## [Data]
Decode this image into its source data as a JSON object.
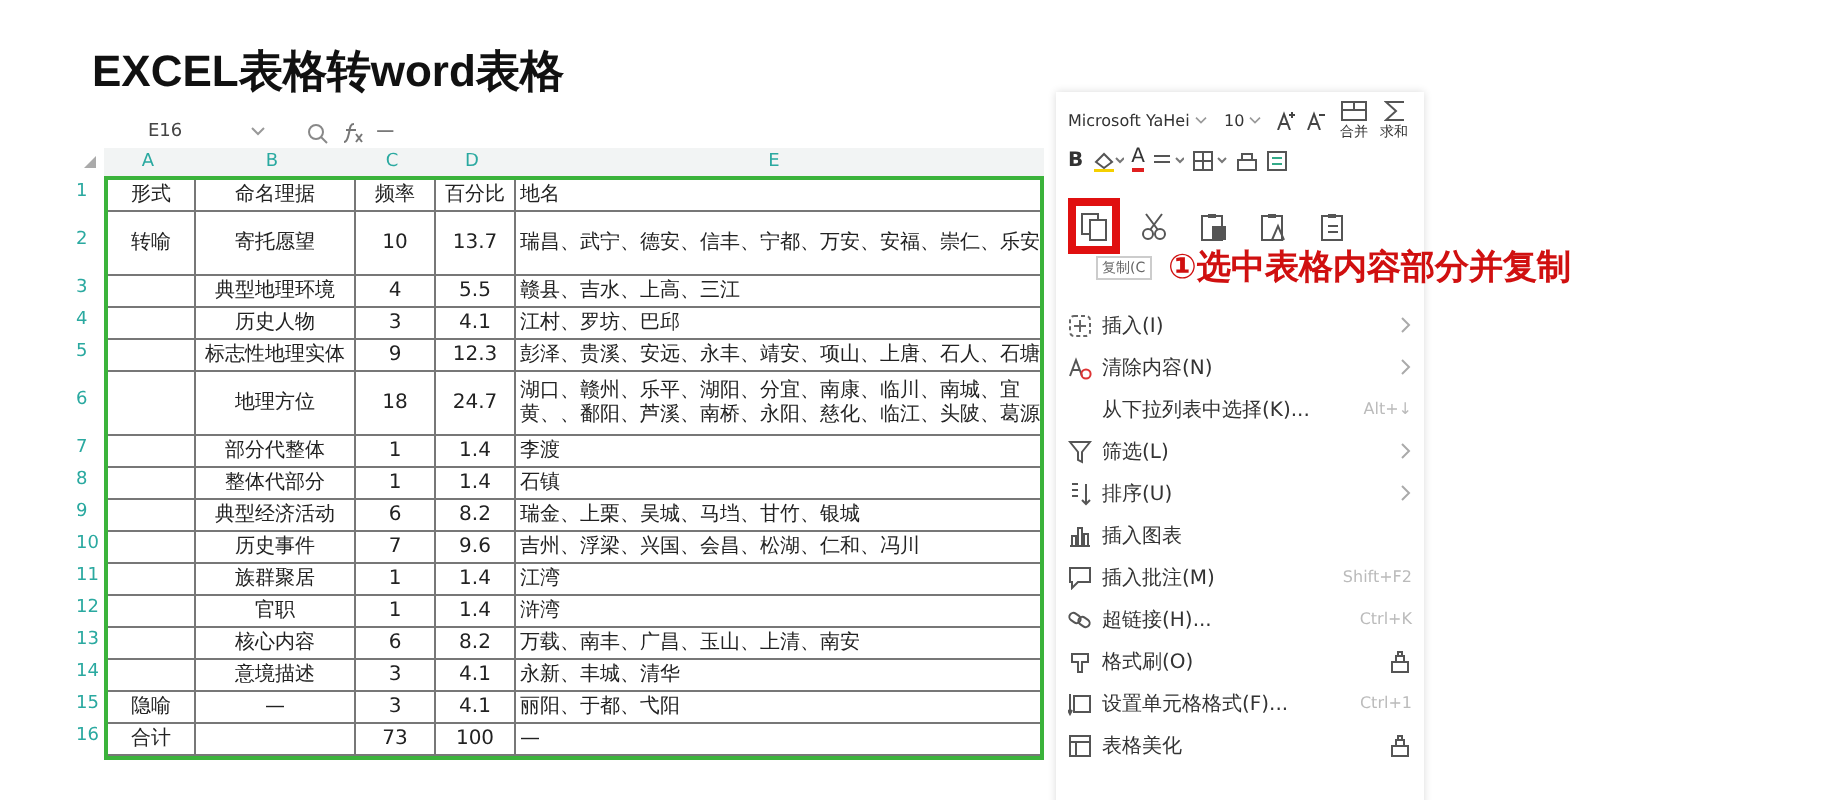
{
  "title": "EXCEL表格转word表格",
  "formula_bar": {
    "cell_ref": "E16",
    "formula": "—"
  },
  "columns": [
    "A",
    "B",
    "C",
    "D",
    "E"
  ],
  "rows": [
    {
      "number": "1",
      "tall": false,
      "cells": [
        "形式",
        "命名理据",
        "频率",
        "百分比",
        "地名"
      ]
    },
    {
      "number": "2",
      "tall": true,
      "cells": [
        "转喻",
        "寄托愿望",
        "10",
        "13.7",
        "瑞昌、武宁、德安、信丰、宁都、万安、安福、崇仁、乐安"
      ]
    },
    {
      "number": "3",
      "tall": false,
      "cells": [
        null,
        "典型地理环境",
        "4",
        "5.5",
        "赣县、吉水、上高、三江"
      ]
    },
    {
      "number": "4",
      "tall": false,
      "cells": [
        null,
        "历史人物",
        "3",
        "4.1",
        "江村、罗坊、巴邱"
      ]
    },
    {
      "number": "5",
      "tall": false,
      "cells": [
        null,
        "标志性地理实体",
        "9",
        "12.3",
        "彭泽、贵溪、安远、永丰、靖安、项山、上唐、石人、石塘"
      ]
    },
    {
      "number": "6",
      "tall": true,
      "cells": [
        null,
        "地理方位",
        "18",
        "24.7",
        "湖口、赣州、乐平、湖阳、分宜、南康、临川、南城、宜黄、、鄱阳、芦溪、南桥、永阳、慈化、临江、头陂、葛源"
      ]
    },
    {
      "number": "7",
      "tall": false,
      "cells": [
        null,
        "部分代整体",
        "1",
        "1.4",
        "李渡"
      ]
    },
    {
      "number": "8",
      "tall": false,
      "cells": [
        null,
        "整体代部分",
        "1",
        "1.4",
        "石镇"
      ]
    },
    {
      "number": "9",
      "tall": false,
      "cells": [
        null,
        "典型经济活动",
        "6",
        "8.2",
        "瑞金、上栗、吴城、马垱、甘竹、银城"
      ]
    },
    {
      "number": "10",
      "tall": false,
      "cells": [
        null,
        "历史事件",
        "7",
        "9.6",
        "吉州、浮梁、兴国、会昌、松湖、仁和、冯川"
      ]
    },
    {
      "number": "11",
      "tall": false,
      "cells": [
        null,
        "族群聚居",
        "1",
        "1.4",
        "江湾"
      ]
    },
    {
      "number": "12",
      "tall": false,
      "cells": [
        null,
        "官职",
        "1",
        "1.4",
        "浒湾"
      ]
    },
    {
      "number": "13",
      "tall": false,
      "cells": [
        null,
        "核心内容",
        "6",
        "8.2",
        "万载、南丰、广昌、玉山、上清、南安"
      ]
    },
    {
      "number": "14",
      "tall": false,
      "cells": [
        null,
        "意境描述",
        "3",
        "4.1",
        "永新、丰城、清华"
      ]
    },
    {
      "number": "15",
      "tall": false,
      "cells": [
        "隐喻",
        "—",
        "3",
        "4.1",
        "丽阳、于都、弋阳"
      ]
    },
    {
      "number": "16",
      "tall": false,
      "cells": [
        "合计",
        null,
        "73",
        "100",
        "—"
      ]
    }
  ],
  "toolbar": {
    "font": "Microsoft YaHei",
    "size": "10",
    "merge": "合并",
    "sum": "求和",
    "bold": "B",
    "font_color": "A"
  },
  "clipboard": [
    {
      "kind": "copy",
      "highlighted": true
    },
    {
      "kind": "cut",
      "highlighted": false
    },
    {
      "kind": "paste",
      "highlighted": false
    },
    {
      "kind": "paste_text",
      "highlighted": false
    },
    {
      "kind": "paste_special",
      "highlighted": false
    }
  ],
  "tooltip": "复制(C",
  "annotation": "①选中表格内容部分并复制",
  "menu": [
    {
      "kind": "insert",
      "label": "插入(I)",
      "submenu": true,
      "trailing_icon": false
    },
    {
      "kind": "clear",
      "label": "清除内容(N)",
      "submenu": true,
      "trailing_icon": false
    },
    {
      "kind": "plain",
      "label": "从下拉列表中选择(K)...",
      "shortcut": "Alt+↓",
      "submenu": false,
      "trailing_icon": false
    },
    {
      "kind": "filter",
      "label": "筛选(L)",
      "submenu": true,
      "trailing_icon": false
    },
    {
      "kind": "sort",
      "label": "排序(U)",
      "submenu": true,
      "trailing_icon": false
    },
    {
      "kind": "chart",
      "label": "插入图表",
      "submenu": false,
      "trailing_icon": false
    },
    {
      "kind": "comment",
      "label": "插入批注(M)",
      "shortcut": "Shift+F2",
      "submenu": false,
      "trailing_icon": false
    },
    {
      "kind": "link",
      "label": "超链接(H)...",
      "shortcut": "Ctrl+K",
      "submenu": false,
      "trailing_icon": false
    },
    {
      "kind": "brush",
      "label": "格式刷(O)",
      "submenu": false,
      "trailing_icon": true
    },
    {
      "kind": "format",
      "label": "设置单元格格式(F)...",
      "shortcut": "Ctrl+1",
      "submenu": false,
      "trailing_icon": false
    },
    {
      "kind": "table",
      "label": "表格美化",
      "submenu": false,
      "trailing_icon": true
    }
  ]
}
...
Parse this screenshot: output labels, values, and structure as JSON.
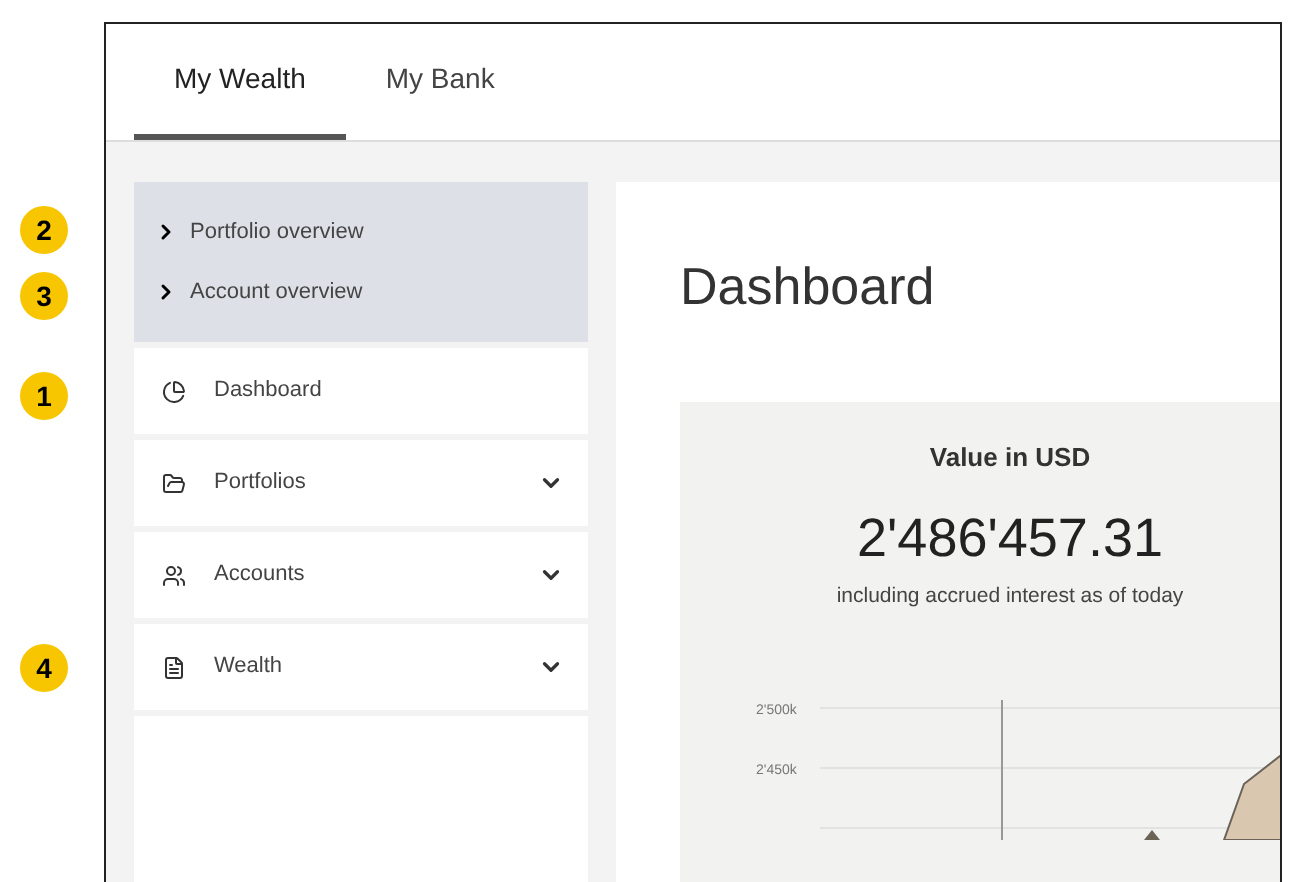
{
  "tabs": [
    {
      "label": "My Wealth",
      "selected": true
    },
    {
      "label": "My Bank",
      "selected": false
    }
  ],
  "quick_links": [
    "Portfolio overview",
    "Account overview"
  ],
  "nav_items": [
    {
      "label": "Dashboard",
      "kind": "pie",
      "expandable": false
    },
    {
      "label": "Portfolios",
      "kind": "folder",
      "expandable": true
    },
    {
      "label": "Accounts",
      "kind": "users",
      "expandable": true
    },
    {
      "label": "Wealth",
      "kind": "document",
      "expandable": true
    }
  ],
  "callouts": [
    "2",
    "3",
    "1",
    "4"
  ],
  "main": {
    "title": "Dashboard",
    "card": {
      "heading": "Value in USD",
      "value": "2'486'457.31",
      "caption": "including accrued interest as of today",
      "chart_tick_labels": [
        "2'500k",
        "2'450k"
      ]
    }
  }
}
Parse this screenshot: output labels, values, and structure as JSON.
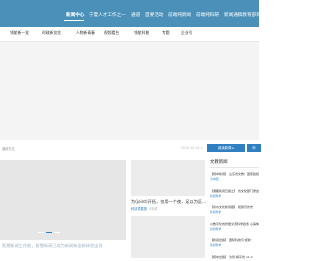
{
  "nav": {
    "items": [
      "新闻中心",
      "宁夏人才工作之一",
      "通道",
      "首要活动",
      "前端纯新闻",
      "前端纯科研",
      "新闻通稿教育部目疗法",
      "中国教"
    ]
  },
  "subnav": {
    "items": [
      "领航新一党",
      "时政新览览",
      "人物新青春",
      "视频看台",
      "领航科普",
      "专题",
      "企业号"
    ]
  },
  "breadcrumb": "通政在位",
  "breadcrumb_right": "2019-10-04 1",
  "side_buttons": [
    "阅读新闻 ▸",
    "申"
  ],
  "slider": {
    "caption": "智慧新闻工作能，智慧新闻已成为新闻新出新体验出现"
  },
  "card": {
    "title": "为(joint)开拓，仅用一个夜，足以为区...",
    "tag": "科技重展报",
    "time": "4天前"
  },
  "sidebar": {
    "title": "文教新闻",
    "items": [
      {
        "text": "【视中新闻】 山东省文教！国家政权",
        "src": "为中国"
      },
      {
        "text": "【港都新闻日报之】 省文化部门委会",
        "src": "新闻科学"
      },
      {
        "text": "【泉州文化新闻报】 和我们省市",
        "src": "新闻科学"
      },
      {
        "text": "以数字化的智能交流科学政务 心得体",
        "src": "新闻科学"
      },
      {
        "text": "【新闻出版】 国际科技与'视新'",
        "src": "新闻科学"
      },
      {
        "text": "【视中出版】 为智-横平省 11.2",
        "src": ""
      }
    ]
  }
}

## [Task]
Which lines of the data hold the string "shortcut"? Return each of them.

## [Problem solution]
      "shortcut": "Alt+↓",
      "shortcut": "Shift+F2",
      "shortcut": "Ctrl+K",
      "shortcut": "Ctrl+1",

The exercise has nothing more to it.